I agreed to meet with Jessie. Alone. When we got to my office, she unloaded her fears and insecurities. “I’m afraid the only reason I got in was because of my grandfather,” she said. “And I’m afraid I’m not going to be able to make it here.” The gentleness and humility that had been apparent in her application were real, and they made it hard not to like her. I tried to reassure her, and to let her know that, yeah, she’d have to work hard, much harder than she’d worked in high school. She talked about the resentment of friends who had not been admitted. When they’d heard she’d been taken off the waiting list: “You got in?” Anger. Incredulity. “I feel guilty,” she said. She’s a good kid. I wish her well.
I met wonderful people during my tour of duty in admissions. I had fabulously interesting conversations with parents, after having had stimulating interviews with their children. I’ve loved seeing the relationships in some families: mutual respect and real affection displayed without embarrassment on anyone’s part. One of the real pleasures was the e-mail messages that I got from the parents of enrolled students whom I had met as applicants. Often, I was thanked in May by a parent whose child had just had a wonderful first year. My favorite missive had the subject line “confidential.” It was a report home on the first week of school, describing in gushing terms how happy this young man was with his college choice — “I love you guys so much,” he said to his family, “but I don’t miss you at all!” The mom thought I would be gratified. She was right.
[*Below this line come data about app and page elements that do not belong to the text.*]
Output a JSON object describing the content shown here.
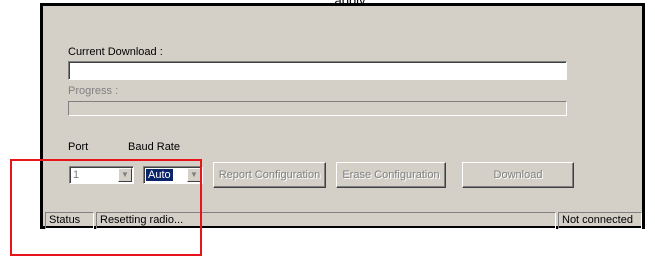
{
  "top_caption": "apply",
  "main": {
    "current_download_label": "Current Download :",
    "current_download_value": "",
    "progress_label": "Progress :",
    "progress": 0
  },
  "controls": {
    "port_label": "Port",
    "port_value": "1",
    "baud_rate_label": "Baud Rate",
    "baud_rate_value": "Auto",
    "report_button": "Report Configuration",
    "erase_button": "Erase Configuration",
    "download_button": "Download"
  },
  "statusbar": {
    "status_label": "Status",
    "message": "Resetting radio...",
    "connection": "Not connected"
  },
  "icons": {
    "combo_arrow": "chevron-down-icon"
  },
  "colors": {
    "window_bg": "#d4d0c8",
    "highlight": "#e8141c",
    "selection": "#0a246a"
  }
}
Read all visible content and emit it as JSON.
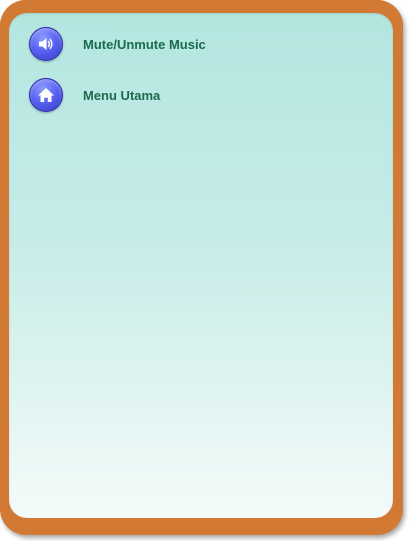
{
  "menu": {
    "items": [
      {
        "label": "Mute/Unmute Music",
        "icon": "speaker-icon"
      },
      {
        "label": "Menu Utama",
        "icon": "home-icon"
      }
    ]
  },
  "colors": {
    "frame": "#d27a33",
    "panel_top": "#b3e6e0",
    "panel_bottom": "#f4fbfa",
    "label": "#1d6b4e",
    "icon_button": "#5a63f2"
  }
}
My first year in admissions, while traveling in Colorado, I met a strong and impressive young woman who had challenged her dad: “You don’t understand how stressful high school is. Come with me for a day, and you’ll see.” He had agreed to trail her. When I met them, they had just taken a calculus test. The dad, an engineer trained at M.I.T., was a bit tuckered out at that point, having been truly — and happily — surprised at the difficulty of his daughter’s high school. They were a cute pair, the daughter clearly calling the shots. I got e-mail messages from both “Katie” and her dad throughout the admissions cycle. Ultimately, we didn’t admit Katie and placed her on the waiting list. She ended up going to Hopkins. I’ve heard, from her dad, that she’s very happy there.